[Opening Given records section]

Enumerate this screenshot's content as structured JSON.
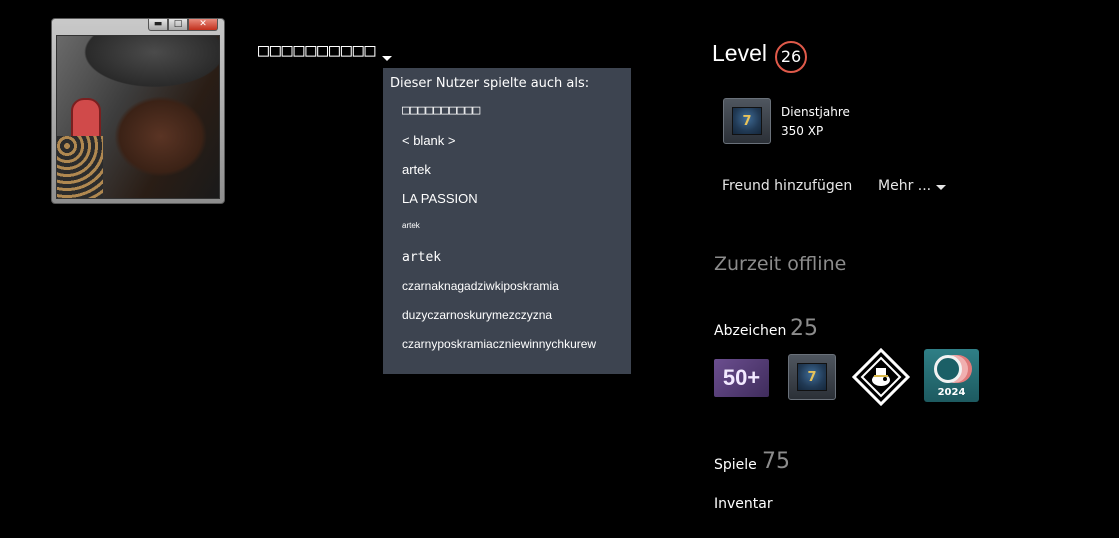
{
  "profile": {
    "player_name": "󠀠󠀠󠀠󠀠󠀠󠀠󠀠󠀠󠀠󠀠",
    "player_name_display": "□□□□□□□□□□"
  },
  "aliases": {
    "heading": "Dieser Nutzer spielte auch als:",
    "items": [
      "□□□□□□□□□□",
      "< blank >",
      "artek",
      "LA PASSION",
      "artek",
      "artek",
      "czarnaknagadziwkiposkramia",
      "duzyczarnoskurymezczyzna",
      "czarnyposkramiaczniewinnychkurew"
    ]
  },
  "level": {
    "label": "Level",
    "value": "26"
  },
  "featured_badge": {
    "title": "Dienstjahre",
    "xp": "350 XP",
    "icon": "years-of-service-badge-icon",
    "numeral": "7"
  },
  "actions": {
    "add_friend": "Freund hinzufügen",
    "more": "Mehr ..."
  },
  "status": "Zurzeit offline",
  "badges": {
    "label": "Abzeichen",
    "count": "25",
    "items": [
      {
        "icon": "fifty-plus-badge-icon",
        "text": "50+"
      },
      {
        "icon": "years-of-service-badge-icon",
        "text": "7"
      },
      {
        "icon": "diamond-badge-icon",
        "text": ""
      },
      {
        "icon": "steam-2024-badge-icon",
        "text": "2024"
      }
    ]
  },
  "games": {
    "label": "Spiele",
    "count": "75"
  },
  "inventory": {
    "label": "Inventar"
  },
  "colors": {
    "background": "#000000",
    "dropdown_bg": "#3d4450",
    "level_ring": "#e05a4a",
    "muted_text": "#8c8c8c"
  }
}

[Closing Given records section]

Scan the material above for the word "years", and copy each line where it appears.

**Task solution**
    "icon": "years-of-service-badge-icon",
        "icon": "years-of-service-badge-icon",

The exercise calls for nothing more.